__What the task requires__.
Within the data below, count every line that includes "Planned" and report the total alone.
Provided information START
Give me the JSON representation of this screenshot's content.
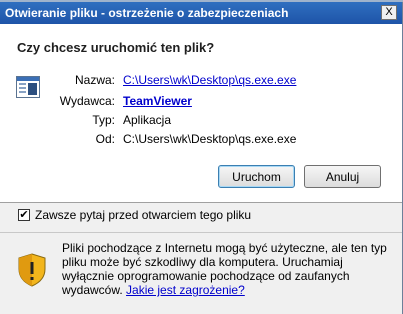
{
  "window": {
    "title": "Otwieranie pliku - ostrzeżenie o zabezpieczeniach",
    "close_glyph": "X"
  },
  "question": "Czy chcesz uruchomić ten plik?",
  "details": {
    "name_label": "Nazwa:",
    "name_value": "C:\\Users\\wk\\Desktop\\qs.exe.exe",
    "publisher_label": "Wydawca:",
    "publisher_value": "TeamViewer",
    "type_label": "Typ:",
    "type_value": "Aplikacja",
    "from_label": "Od:",
    "from_value": "C:\\Users\\wk\\Desktop\\qs.exe.exe"
  },
  "buttons": {
    "run": "Uruchom",
    "cancel": "Anuluj"
  },
  "checkbox": {
    "checked": true,
    "mark": "✔",
    "label": "Zawsze pytaj przed otwarciem tego pliku"
  },
  "warning": {
    "text": "Pliki pochodzące z Internetu mogą być użyteczne, ale ten typ pliku może być szkodliwy dla komputera. Uruchamiaj wyłącznie oprogramowanie pochodzące od zaufanych wydawców.",
    "link": "Jakie jest zagrożenie?"
  },
  "colors": {
    "title_bar": "#1e54a8",
    "link": "#0000cc",
    "shield": "#f2b51c"
  },
  "icons": {
    "file": "application-window-icon",
    "shield": "security-shield-icon"
  }
}
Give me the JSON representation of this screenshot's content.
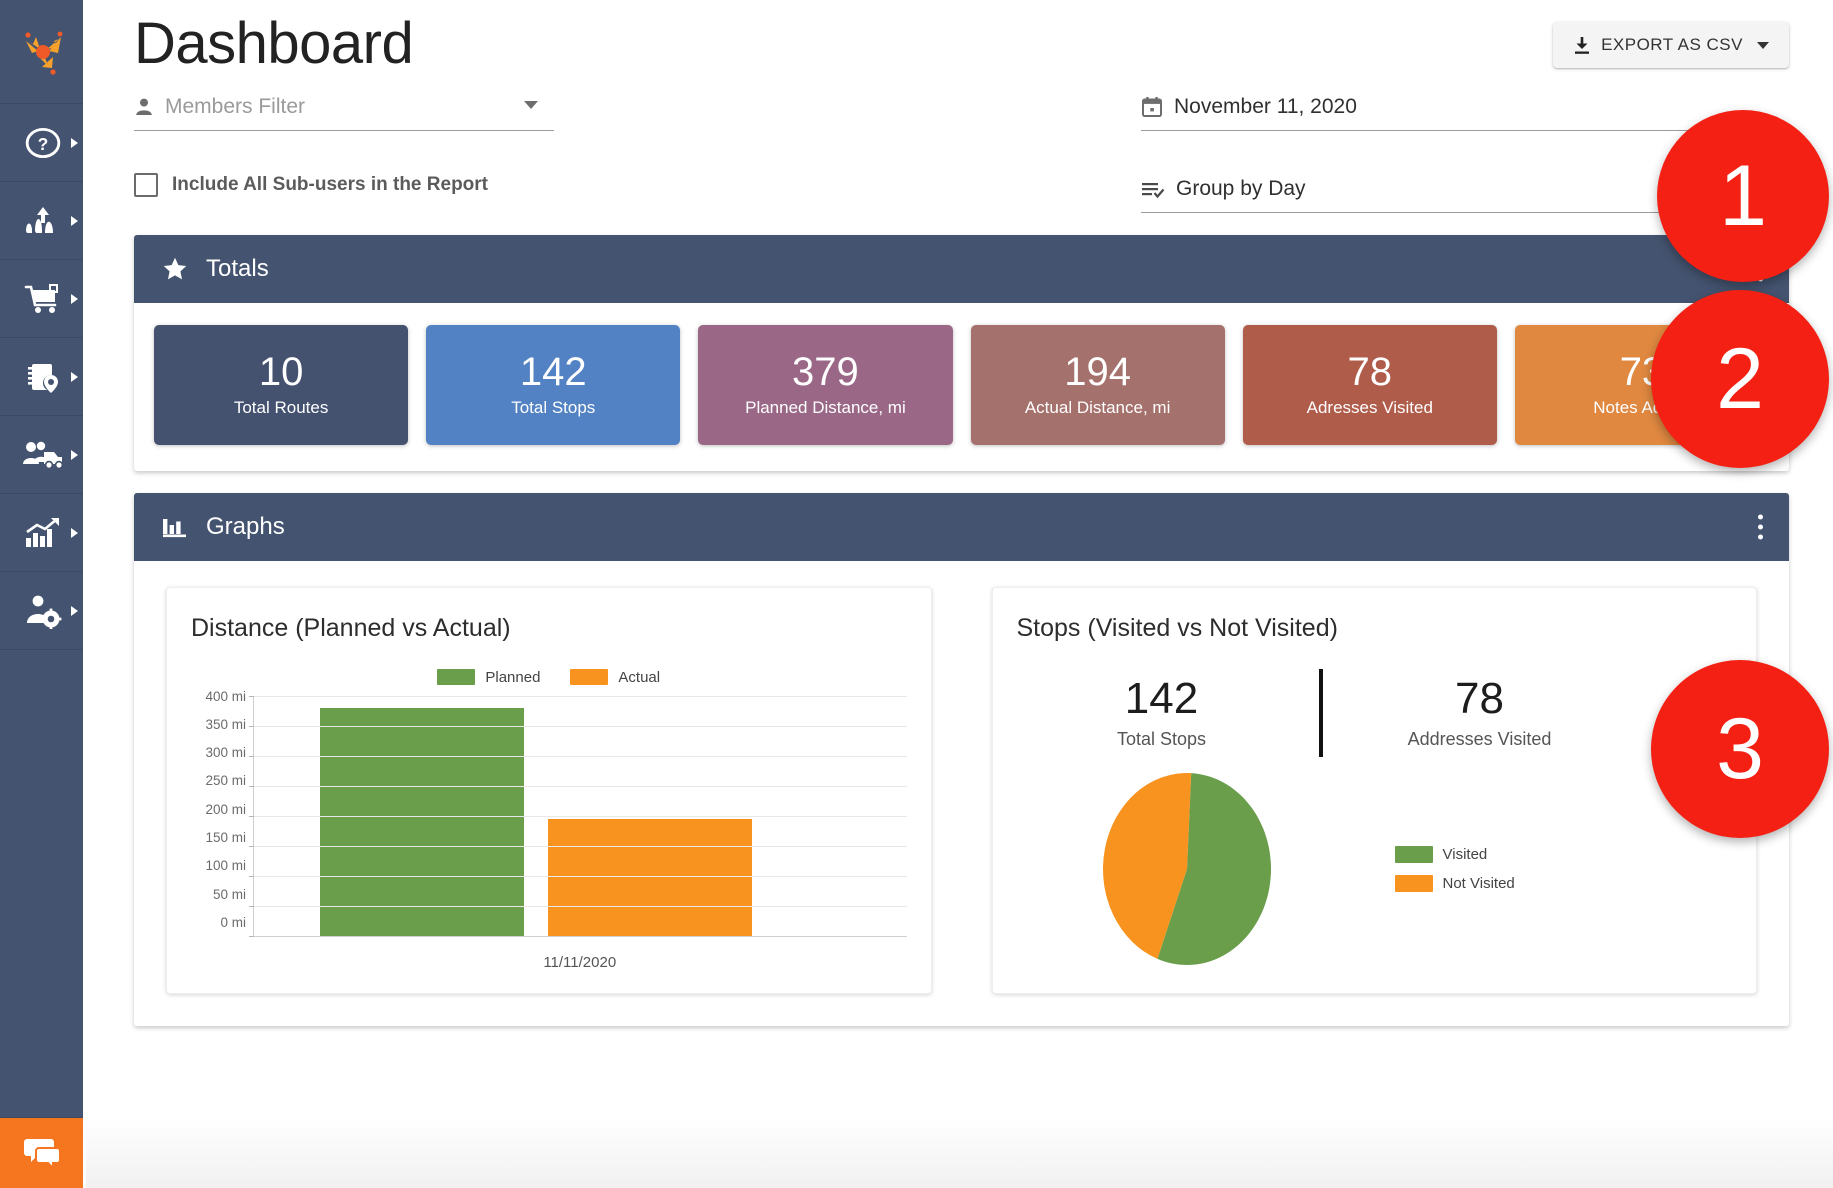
{
  "sidebar": {
    "logo_icon": "route-arrows-logo-icon",
    "items": [
      {
        "icon": "help-circle-icon",
        "name": "help"
      },
      {
        "icon": "routes-icon",
        "name": "routes"
      },
      {
        "icon": "shopping-cart-icon",
        "name": "orders"
      },
      {
        "icon": "address-book-location-icon",
        "name": "address-book"
      },
      {
        "icon": "team-vehicle-icon",
        "name": "team"
      },
      {
        "icon": "analytics-chart-icon",
        "name": "analytics"
      },
      {
        "icon": "user-settings-icon",
        "name": "user-settings"
      }
    ],
    "chat_icon": "chat-bubbles-icon"
  },
  "header": {
    "title": "Dashboard",
    "export_label": "EXPORT AS CSV",
    "export_icon": "download-icon",
    "export_caret_icon": "chevron-down-icon"
  },
  "filters": {
    "members": {
      "placeholder": "Members Filter",
      "icon": "person-icon",
      "caret_icon": "chevron-down-icon"
    },
    "date": {
      "value": "November 11, 2020",
      "icon": "calendar-icon"
    },
    "group_by": {
      "value": "Group by Day",
      "icon": "list-check-icon"
    },
    "include_subusers": {
      "label": "Include All Sub-users in the Report",
      "checked": false
    }
  },
  "totals_panel": {
    "title": "Totals",
    "icon": "star-icon",
    "menu_icon": "kebab-menu-icon",
    "cards": [
      {
        "value": "10",
        "label": "Total Routes",
        "color": "#44516f"
      },
      {
        "value": "142",
        "label": "Total Stops",
        "color": "#5282c3"
      },
      {
        "value": "379",
        "label": "Planned Distance, mi",
        "color": "#9a6787"
      },
      {
        "value": "194",
        "label": "Actual Distance, mi",
        "color": "#a5716c"
      },
      {
        "value": "78",
        "label": "Adresses Visited",
        "color": "#b05c4b"
      },
      {
        "value": "73",
        "label": "Notes Added",
        "color": "#e08840"
      }
    ]
  },
  "graphs_panel": {
    "title": "Graphs",
    "icon": "bar-chart-icon",
    "menu_icon": "kebab-menu-icon"
  },
  "stops_card": {
    "total_stops_value": "142",
    "total_stops_label": "Total Stops",
    "addresses_visited_value": "78",
    "addresses_visited_label": "Addresses Visited"
  },
  "annotations": [
    {
      "label": "1",
      "color": "#f32013"
    },
    {
      "label": "2",
      "color": "#f32013"
    },
    {
      "label": "3",
      "color": "#f32013"
    }
  ],
  "chart_data": [
    {
      "type": "bar",
      "title": "Distance (Planned vs Actual)",
      "categories": [
        "11/11/2020"
      ],
      "series": [
        {
          "name": "Planned",
          "values": [
            379
          ],
          "color": "#6a9e4a"
        },
        {
          "name": "Actual",
          "values": [
            194
          ],
          "color": "#f7931e"
        }
      ],
      "xlabel": "",
      "ylabel": "",
      "ylim": [
        0,
        400
      ],
      "yticks": [
        "400 mi",
        "350 mi",
        "300 mi",
        "250 mi",
        "200 mi",
        "150 mi",
        "100 mi",
        "50 mi",
        "0 mi"
      ],
      "ytick_values": [
        400,
        350,
        300,
        250,
        200,
        150,
        100,
        50,
        0
      ],
      "grid": true,
      "legend_position": "top-center"
    },
    {
      "type": "pie",
      "title": "Stops (Visited vs Not Visited)",
      "labels": [
        "Visited",
        "Not Visited"
      ],
      "values": [
        78,
        64
      ],
      "colors": [
        "#6a9e4a",
        "#f7931e"
      ],
      "legend_position": "right",
      "annotations": {
        "total_stops": 142,
        "addresses_visited": 78
      }
    }
  ]
}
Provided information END
__Response__.
3